“Cheers, mate,” he said, and he tilted the front passenger seat forward. I looked up at him for a moment. He was about four inches taller than me. Then it occurred to me that I was the one going in the back.
I stumbled in, climbing intimately past the passenger in the back, who was wedged in and unable to move, and sat behind the driver, my knees framing my face. And off we went.
It transpired that my knowledge of the one-way system in the city centre was not quite as complete as I had thought. Some roads which I had believed to be one-way were indeed one-way, but in the opposite direction. There was a significant number of three-point turns involved.

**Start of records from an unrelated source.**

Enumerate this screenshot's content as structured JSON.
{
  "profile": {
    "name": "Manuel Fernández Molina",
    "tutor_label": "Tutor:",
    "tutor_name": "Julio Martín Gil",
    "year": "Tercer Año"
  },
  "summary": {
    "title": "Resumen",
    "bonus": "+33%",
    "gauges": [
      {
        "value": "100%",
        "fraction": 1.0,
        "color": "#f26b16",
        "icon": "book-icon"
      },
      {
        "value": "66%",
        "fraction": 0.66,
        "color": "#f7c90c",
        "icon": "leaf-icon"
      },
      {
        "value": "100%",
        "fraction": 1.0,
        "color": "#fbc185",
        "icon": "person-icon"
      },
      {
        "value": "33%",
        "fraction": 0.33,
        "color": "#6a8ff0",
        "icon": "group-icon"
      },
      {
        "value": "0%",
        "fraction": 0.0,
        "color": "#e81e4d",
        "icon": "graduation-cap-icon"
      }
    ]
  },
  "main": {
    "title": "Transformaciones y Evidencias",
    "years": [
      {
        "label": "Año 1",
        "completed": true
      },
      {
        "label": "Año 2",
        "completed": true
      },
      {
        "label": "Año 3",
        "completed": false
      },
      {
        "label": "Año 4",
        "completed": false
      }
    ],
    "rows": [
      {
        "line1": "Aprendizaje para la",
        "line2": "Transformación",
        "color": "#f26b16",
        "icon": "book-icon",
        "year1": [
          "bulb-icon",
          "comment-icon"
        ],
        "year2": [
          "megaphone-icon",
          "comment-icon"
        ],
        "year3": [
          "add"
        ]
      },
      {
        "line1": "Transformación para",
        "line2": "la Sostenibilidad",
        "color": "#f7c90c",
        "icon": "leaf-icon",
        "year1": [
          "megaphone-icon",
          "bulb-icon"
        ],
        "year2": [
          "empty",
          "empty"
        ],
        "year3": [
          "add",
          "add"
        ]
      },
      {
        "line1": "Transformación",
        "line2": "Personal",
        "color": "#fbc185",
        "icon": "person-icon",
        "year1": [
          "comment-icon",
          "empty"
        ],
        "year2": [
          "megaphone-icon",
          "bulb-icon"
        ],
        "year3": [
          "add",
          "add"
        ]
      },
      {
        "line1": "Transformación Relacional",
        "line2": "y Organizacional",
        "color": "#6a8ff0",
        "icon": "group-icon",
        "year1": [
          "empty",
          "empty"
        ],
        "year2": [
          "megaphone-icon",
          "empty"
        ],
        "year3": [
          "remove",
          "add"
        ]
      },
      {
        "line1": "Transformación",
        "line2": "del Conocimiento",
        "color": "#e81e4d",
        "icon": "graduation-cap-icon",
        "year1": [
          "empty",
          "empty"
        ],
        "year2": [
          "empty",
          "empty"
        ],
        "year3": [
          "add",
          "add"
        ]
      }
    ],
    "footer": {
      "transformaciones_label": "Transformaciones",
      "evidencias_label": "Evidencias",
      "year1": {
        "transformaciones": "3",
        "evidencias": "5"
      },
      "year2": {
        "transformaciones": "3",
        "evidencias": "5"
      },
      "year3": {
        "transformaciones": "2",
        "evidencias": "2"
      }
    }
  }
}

“Are you sure you know where this road is?” asked the driver, a laugh in his voice and murder in his heart.
I could see the amount of goodwill I had built up by offering to guide the men was being rapidly burnt away. I became suddenly aware that I could soon be sharing a car with three very hostile strangers. And I didn’t have an umbrella with which I could defend myself.
In the nick of time, by chance more than design, we arrived in Leeds Street. “Sorry about that, lads,” I said. And I clambered over the wedged passenger, introducing my buttocks to his face a second time.
“Cheers, mate. We’re looking for a vanilla factory on here somewhere,” said the front-seat passenger, as he got back into the car.
“Ha ha,” I said. “You’d better ask somebody else for directions to that. You know me.” We laughed.
I scarpered. Because I did know where the Vanilla Factory was. It is pretty much behind where the men had stopped me. Apparently, “Fleet Street” sounds like “Leeds Street” from a car when a wet bus is barrelling past.
Please add cowardice and deafness to my list of inadequacies.